Despite what it may look like, starving children do not have bloated stomachs due to excess fat, like children who are overfed; rather, they have bloated stomachs due to a condition called protein calorie malnutrition, or PCM, which implies that the child is receiving enough calories, but not enough protein in those calories. A healthy body's blood vessels and organs secrete fluids, which are then flushed out by the lymphatic system. However, in a malnourished child who is suffering from PCM, the lymphatic system isn't effective enough to keep an appropriate amount of fluids flushed out, resulting in excess waste fluids being stored in the abdomen.
Protein calorie malnutrition is common in third-world countries where foods lacking most nutrients, like rice or maize, are abundant and the main daily food source, but other nutrient-rich foods, like fish, chicken or legumes, are scarce. The result is a diet high in nutrient- and protein-poor foods but sufficient in calorie count.

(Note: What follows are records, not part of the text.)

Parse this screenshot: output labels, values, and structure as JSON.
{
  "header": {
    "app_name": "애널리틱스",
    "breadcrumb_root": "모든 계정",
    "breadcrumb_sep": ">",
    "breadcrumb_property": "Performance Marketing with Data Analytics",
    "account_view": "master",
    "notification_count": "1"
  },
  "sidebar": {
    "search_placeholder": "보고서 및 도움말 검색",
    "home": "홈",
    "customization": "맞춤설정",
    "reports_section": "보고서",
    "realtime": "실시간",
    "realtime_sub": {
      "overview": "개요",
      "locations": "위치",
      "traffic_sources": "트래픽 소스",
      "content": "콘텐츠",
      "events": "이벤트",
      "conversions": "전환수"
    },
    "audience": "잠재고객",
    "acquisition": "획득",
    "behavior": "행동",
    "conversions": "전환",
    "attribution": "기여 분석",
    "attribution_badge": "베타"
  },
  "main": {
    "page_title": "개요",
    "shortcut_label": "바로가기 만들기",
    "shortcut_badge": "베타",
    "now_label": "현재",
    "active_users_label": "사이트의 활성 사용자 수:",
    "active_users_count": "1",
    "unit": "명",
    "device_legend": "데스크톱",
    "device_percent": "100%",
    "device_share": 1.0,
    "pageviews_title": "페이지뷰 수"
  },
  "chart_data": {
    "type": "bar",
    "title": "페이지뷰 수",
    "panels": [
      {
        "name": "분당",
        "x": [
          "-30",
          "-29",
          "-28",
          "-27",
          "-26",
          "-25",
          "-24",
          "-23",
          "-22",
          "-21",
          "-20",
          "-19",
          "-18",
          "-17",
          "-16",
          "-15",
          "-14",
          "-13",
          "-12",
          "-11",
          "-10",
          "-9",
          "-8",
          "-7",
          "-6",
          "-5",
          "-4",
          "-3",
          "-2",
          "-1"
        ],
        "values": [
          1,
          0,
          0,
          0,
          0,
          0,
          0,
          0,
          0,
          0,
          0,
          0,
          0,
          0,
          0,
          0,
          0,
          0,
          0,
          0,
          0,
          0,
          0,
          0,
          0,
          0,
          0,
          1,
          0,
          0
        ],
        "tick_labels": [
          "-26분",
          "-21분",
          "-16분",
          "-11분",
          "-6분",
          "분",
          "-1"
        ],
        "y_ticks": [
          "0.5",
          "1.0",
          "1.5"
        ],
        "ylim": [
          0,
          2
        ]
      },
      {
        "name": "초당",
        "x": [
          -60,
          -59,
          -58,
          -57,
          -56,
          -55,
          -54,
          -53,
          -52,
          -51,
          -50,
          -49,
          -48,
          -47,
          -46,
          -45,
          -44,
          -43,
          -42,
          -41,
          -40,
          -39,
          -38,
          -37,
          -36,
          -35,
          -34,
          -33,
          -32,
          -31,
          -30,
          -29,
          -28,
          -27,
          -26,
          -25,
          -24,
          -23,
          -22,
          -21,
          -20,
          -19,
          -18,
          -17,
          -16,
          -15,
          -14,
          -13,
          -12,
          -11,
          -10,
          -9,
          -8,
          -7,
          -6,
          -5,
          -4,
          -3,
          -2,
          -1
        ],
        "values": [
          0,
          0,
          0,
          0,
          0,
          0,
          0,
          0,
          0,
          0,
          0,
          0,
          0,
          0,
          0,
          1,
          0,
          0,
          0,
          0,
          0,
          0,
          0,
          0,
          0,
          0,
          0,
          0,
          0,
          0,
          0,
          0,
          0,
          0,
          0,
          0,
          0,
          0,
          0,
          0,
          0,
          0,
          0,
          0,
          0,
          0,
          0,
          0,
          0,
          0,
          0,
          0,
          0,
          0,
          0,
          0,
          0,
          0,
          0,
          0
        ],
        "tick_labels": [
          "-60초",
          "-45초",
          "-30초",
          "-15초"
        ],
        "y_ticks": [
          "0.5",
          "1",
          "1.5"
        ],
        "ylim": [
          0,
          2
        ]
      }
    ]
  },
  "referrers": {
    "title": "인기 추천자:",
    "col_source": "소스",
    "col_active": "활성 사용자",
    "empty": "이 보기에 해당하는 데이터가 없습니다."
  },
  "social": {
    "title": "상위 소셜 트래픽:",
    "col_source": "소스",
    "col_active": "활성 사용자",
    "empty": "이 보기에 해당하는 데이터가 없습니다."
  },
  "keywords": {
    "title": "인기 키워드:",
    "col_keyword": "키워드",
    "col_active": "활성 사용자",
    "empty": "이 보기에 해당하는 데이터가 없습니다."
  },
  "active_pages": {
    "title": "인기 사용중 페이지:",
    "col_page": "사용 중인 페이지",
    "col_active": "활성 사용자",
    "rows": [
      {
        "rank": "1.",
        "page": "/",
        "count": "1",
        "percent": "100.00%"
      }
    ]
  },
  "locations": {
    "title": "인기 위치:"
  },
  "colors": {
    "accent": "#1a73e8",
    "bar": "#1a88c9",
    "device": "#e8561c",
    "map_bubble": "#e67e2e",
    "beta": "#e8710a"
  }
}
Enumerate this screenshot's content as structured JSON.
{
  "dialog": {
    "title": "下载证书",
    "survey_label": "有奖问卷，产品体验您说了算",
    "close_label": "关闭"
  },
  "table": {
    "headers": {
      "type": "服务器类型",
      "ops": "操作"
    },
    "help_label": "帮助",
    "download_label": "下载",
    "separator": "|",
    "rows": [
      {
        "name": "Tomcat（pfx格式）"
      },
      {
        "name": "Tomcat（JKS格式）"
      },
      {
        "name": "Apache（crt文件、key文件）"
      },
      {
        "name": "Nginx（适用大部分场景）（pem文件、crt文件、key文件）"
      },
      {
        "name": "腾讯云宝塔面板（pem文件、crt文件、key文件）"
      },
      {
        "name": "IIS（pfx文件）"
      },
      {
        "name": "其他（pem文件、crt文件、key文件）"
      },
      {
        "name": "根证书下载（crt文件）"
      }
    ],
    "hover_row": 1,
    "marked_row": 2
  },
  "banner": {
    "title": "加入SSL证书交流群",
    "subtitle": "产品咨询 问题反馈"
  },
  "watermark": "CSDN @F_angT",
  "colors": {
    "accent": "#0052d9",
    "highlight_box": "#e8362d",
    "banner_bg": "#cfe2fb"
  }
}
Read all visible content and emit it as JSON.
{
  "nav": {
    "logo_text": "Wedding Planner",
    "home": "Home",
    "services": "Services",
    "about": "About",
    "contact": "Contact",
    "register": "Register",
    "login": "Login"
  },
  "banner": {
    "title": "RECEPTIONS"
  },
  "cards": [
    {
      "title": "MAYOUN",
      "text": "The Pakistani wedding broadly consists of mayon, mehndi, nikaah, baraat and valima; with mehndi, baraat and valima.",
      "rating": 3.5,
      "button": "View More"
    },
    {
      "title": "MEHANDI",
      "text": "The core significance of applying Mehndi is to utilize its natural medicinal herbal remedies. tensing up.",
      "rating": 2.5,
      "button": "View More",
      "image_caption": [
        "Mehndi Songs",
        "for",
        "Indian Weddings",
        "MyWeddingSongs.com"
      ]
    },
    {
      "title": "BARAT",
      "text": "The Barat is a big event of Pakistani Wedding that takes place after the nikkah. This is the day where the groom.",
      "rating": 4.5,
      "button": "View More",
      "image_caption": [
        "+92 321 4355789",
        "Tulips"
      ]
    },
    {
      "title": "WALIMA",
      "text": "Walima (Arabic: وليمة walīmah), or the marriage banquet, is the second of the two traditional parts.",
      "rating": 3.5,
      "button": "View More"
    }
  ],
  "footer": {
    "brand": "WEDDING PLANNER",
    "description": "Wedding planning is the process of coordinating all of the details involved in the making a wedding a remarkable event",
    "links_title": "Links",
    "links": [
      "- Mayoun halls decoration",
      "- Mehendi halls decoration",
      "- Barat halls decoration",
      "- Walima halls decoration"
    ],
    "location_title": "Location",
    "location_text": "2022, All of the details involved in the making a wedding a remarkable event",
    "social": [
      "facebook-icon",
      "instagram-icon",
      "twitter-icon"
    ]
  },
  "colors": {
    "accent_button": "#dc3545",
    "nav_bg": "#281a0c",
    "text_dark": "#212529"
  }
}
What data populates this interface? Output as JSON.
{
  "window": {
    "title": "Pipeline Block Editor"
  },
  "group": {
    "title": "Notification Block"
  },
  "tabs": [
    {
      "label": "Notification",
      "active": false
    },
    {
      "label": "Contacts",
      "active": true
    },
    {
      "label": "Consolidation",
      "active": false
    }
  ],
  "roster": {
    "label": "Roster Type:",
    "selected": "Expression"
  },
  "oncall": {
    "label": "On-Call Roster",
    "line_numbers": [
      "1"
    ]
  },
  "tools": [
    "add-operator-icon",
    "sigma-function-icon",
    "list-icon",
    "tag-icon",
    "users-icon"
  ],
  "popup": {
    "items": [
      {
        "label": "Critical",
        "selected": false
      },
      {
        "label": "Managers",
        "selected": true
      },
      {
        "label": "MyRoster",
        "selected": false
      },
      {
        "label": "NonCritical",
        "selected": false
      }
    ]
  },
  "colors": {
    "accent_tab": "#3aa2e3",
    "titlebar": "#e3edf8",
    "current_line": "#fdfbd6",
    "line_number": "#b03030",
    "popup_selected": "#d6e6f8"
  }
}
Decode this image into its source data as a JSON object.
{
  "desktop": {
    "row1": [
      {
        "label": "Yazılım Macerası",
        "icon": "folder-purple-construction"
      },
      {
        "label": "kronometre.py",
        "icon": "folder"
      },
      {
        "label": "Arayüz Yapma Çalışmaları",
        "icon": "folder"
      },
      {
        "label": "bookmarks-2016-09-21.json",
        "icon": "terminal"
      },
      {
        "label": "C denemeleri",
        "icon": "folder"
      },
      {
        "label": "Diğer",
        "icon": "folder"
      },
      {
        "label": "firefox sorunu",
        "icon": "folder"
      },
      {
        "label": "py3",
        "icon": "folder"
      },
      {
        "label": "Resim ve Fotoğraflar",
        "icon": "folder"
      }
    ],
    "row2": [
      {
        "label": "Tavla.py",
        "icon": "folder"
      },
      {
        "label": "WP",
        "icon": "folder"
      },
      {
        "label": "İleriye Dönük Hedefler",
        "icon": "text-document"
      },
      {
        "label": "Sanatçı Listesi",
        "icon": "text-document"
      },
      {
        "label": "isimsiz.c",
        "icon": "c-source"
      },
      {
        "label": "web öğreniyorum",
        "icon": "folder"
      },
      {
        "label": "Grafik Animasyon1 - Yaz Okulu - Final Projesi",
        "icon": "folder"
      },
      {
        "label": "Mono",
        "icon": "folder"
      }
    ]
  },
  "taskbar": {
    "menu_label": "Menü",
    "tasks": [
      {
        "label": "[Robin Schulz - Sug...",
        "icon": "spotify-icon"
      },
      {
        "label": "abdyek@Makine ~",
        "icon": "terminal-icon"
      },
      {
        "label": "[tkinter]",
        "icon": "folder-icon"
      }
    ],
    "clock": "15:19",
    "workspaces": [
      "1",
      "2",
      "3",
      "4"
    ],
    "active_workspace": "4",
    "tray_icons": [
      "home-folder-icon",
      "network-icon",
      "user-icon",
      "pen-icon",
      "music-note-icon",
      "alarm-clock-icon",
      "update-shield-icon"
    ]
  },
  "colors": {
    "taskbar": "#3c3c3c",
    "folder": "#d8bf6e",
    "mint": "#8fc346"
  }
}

Protein calorie malnutrition can lead to two other diseases: marasmus and kwashiorkor. Marasmus is marked by severe weight loss, low body temperature, constipation and starvation diarrhea. Kwashiorkor is marked by edema in the hands and feet, a low capillary-filtration rate, hypoalbuminemia, or low concentrations of albumin in the blood, and dermatitis.